The main thing is to formulate a TIDE that works constructively for you, that inspires you to be your best. Today, it's highly personalized. You really have to work at it.

It's my view that contemporary Modern Orthodoxy is not Hirschian. Same goes for Haredism. The former is overly engaged with secular society. The latter hides not just from the world but oftentimes from life. This doesn't go well for people who work in an office 60 hours a week. It's hard to be motivated only by Torah study when you have only an hour a day for it.

Hirschianism is a wonderful alternative to these, containing elements of each. However, most people need to apply it to contemporary life - I call this application American Hirschian Torah Im Derech Eretz.


  1. I agree with much of what you write. But the following shiur changed my mind re; R' Hirsch- R' Soloveitchick compatibility:

    I disagree vehemently with R' Rakeffet on some issues; but I think he's dead-on with his main points in this shiur.

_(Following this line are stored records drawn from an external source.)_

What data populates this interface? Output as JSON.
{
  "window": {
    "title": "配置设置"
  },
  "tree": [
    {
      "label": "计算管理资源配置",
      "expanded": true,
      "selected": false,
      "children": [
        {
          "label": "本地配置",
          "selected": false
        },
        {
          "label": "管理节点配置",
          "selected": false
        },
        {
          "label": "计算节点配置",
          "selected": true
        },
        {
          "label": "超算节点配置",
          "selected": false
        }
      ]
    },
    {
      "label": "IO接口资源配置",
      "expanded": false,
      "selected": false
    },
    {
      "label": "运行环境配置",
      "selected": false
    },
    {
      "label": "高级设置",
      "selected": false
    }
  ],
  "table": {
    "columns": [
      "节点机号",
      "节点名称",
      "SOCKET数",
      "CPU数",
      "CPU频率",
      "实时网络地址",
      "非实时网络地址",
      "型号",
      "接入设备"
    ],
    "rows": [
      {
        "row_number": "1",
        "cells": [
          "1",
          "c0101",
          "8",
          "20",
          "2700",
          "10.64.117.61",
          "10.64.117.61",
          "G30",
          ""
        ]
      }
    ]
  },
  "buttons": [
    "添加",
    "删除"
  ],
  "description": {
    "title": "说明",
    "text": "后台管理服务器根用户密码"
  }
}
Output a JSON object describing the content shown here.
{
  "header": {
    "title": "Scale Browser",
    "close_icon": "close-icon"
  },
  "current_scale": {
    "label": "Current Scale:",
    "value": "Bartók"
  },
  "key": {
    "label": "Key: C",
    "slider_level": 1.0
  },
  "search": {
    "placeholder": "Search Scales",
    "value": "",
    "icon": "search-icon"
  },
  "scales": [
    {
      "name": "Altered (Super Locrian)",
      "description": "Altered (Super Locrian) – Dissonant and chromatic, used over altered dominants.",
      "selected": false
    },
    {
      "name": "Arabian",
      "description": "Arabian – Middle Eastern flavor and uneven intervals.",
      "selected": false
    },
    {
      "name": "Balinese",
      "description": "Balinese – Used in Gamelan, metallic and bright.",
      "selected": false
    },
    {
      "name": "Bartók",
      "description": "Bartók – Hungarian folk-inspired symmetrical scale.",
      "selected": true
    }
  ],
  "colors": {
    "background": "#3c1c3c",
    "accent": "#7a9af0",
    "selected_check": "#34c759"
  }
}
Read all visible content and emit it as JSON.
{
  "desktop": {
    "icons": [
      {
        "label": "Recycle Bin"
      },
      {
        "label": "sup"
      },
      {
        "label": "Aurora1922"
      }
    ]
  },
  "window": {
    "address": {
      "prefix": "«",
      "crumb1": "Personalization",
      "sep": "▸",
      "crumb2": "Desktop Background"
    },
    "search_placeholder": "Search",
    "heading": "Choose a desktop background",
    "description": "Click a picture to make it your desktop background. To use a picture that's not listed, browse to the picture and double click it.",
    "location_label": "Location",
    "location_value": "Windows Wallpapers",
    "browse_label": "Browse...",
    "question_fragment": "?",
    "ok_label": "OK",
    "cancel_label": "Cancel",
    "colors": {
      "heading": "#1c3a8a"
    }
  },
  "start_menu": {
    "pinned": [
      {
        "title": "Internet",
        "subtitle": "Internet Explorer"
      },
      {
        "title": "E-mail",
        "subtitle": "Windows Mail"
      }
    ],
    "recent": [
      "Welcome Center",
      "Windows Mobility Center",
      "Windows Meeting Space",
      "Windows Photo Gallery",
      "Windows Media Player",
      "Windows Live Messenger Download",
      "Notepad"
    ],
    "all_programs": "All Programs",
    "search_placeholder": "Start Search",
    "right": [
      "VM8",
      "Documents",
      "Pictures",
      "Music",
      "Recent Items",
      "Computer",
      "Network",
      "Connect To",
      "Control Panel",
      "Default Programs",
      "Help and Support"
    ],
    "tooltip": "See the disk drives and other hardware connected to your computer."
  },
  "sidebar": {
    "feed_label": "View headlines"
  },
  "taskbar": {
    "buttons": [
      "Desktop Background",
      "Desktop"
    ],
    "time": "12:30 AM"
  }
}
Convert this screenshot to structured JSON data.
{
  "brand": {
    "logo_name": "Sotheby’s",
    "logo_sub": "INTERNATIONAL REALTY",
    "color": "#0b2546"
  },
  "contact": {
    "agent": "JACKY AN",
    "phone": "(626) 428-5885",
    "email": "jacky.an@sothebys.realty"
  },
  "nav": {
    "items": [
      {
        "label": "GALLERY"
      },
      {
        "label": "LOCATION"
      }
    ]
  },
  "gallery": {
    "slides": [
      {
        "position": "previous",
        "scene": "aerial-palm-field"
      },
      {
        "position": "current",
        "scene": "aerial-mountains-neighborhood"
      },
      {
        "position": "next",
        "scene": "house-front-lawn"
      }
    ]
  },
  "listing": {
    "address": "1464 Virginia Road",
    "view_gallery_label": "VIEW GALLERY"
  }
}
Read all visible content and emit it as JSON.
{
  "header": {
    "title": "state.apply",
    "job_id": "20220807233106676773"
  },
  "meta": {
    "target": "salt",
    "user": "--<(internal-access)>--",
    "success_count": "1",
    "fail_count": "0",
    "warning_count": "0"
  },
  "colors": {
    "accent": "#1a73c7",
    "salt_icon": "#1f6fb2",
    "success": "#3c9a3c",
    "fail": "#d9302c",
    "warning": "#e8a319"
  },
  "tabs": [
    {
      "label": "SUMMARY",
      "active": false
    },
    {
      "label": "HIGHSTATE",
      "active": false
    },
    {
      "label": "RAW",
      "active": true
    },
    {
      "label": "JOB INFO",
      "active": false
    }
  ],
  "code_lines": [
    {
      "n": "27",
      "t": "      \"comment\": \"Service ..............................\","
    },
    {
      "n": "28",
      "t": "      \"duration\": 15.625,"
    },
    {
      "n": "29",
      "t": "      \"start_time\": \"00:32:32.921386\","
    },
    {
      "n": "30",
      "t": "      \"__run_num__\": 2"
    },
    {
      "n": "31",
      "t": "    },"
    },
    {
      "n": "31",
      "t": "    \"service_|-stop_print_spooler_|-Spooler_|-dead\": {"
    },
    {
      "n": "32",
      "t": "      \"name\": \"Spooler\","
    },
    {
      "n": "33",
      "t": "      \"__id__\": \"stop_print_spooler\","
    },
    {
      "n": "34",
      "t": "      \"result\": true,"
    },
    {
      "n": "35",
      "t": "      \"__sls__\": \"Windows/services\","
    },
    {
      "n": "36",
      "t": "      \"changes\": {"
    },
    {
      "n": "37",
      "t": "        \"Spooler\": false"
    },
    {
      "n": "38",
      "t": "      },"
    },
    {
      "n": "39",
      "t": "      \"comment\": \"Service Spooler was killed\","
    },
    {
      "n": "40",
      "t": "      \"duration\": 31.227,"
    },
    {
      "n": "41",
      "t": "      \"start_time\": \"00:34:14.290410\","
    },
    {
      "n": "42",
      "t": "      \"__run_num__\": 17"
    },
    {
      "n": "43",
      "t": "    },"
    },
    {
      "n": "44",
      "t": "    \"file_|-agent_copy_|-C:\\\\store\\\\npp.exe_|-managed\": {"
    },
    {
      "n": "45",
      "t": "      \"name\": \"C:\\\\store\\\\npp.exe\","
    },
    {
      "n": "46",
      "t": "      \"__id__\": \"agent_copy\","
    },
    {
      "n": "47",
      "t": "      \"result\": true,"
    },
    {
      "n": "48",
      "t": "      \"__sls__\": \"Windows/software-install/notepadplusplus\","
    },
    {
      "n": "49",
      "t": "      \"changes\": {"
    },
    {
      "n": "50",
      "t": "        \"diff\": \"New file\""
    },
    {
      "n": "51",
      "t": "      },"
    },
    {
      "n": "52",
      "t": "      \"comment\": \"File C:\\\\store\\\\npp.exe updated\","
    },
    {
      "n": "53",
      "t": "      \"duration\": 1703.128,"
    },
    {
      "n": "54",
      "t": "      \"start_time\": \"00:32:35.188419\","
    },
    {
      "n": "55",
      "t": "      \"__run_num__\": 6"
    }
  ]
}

  2. I have heard the shiur and rely on Rakeffet for an understanding of the difference between TIDE and TUM. So it depends what you mean by compatability. Let's say TIDE is different from TUM. Well so is TIDE different from TO (Torah only). Does that mean you as a TIDE person can't study R' Chaim Solovietchik? Look how many in the yeshiva world study R' Hirsch on Chumash. So I wouldn't call the Rav a TIDE person. He was TUM. But the Rav explained everything. He was a teacher for klal Yisrael. He didn't lay down derachim for people. He just explained Torah. And we needed someone like that in the 20th century since the entire world had been turned on his head. So when he explained TIDE, you could learn from it. When he explained Torah in general, you could learn from it. So I have to ask again, what you mean by compatability. I personally am pure TIDE. When I study secular subjects, I study the ones that fit in best with Torah and I bring in the ideas into my Torah life. TUM people don't do that. OK, that's a different derech. TIDE works for me because I have an orderly mind. I was raised in a Germanic country - the USA. I'm very moralistic. Thus, I like John Steinbeck and Charles Dickens. Many literarary critics make fun of them for being so moralistic as if that doesn't make for great literature. I don't know how well Hirschian TIDE will work for a Russian who is studying secular studies. Many Eastern Europeans including R' Kotler and R' Kamenestky read Dostoyefksi (sp?). I don't care for it. Too much despair and nihilism there. I want material that feeds right back into my Torah - a TIDE man. Maybe I'm an intellectual lightweight too. So in sum, I would phrase my approach like this: my derech is TIDE. It comes from R' Hirsch. But I still learn from R' Kook, R' Soloveitchik and many others. I don't get my derech from them. I'm not running off to make aliyah. I'm not studying Kant cover to cover. But just as I welcome the good produced by the general society, I welcome, l'havdil, Torah that comes from non-TIDE people. Are they compatabile? Their derachim are different. But it's all Torah and I can benefit from it.